Apart from thinner LEDs, the brilliant Light Guide system remains the same. This uses an RGB LED on every key to highlight the notes of the scale, chord or arpeggio set up in Smart Play, as well as indicating the MIDI notes coming in from the host DAW, and mirroring the coloured keyswitches and cells in instruments that have them (Kontakt, Battery, Polyplex, etc), and the pads in Maschine. Smart Play is one of the keyboard’s most useful features, enabling scale/ key filtering/snapping, automatic chord generation and arpeggiation directly from Komplete Kontrol itself.
Despite those swanky new displays, for us Light Guide is still Komplete Kontrol’s best feature. We loved it before and we love it now.
Komplete Kontrol’s Host Integration setup affords a degree of control over a handful of DAWs – currently, for this version, Ableton Live, Apple Logic Pro X and Garageband, with Steinberg Cubase and Nuendo coming soon. With Mk1, this was limited to transport functions, and track selection and focus, but now, thanks to the screens, 4D encoder and new multifunction buttons, it includes the mixer (selection, levels, pans, solos and mutes, with the displays showing level meters and faders), Live clip/scene launching and recording, tap tempo, timeline scrubbing, and dedicated buttons for Quantize, Undo/Redo, Automation arm, and Loop and Metronome on/off. It’s a big step up from the original implementation, which was (and, indeed, still is) hobbled by the limitations of the Mk1 hardware.

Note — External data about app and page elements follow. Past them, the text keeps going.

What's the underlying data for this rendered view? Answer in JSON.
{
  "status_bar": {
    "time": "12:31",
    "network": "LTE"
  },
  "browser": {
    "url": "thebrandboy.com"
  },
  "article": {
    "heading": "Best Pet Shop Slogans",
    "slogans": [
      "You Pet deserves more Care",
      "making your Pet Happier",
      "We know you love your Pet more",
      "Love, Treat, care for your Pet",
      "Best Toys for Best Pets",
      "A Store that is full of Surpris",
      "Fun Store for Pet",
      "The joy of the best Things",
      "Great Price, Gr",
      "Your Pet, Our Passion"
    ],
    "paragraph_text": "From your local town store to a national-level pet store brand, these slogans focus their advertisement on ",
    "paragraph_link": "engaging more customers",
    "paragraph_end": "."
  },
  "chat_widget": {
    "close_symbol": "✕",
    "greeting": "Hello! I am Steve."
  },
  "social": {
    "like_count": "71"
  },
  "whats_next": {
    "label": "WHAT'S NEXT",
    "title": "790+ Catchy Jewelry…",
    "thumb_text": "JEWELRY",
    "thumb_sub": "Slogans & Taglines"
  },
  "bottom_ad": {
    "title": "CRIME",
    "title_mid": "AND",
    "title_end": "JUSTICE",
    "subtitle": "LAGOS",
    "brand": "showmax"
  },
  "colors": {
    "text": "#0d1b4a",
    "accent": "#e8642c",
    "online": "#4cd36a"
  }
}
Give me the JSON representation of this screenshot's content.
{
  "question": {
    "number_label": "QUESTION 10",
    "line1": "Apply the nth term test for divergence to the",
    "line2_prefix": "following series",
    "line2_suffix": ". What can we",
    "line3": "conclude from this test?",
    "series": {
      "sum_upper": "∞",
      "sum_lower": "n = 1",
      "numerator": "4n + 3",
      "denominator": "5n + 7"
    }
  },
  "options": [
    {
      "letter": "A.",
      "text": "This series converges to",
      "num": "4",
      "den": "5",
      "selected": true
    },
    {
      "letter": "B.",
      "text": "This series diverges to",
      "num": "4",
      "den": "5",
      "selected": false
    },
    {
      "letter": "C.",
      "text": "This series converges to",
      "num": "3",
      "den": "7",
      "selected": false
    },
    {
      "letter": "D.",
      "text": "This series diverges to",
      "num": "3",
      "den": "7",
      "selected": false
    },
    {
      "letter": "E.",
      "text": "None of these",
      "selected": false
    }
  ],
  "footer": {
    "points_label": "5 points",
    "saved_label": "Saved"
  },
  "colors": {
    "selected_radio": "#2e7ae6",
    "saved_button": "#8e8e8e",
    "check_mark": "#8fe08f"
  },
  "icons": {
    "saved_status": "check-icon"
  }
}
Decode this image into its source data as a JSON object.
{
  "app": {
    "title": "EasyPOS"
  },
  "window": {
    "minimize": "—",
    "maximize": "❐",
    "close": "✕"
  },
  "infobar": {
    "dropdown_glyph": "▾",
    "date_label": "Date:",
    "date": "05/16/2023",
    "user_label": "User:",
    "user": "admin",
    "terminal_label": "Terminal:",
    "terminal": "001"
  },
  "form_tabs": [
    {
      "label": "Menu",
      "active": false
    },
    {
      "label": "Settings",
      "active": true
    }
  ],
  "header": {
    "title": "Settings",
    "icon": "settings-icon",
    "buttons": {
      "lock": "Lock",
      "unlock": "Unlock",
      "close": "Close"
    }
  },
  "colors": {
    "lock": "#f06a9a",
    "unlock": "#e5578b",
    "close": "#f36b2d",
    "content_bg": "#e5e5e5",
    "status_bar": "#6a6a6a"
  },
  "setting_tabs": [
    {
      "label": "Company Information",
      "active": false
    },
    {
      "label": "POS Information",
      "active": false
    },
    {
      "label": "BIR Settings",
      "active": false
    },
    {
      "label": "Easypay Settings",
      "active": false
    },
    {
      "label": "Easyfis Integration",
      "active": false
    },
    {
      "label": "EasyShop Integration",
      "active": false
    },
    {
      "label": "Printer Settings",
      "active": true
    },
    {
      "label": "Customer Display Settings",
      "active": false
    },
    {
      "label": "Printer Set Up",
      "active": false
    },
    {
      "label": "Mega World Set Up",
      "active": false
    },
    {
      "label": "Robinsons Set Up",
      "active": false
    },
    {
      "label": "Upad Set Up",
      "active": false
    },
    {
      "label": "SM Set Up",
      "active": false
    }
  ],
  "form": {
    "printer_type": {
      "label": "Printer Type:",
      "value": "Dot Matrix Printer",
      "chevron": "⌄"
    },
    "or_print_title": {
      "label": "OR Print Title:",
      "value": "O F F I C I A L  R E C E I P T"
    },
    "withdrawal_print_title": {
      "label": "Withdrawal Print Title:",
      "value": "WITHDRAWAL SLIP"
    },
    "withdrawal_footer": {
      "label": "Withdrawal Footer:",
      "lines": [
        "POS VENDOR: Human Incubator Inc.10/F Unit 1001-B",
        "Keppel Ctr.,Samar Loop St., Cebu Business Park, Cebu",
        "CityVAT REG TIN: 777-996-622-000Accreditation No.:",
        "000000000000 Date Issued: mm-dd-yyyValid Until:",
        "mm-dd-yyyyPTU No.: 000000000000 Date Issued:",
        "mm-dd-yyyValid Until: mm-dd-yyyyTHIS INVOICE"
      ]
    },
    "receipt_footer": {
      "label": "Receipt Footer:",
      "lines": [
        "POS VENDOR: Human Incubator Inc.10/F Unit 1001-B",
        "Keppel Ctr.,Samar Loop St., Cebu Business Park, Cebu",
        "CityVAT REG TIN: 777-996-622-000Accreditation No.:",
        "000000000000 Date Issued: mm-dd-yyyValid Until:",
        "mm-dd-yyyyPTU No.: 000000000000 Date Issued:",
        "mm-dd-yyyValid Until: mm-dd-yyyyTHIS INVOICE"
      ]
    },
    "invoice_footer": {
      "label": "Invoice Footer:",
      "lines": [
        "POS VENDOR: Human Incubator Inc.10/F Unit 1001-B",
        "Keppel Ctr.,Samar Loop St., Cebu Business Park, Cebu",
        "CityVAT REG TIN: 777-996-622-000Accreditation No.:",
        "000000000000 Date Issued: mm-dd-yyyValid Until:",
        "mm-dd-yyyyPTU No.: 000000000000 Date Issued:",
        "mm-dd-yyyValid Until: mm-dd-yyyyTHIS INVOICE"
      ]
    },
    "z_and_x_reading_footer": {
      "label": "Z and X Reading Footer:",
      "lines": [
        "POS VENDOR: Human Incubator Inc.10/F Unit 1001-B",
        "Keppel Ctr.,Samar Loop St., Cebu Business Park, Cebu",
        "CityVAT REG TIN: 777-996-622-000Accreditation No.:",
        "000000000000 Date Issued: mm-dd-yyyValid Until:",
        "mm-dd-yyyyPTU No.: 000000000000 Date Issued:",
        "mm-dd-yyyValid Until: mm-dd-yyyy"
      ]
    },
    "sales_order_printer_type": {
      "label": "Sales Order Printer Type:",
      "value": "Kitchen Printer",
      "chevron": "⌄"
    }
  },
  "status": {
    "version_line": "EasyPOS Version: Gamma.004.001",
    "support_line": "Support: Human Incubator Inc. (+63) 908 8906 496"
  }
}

Komplete Kontrol Mk2 is a huge upgrade. With Mk1, the hardware controlled the browser on the computer, but now the hardware is the browser. And the integration with Maschine and other DAWs is utterly transformed by the two screens and revamped knobs and buttons. Let’s not forget the chunky pitch and mod wheels, either, which feel superb. On the down side, as with Maschine Mk3, we could take or leave the 4D controller, which never feels quite right for accurate navigation; and non-Maschine users might feel a bit glum about the five redundant buttons to the left of the screens.
Powerful, luxurious and genuinely assistive, Komplete Kontrol Mk2 is the ultimate controller for the Komplete instrument range, and the perfect partner for Maschine.
“Despite those swanky displays, for us, Light Guide is still Komplete Kontrol’s best feature”
The Komplete Kontrol software is a central hub for all your Native Instruments and NKS instruments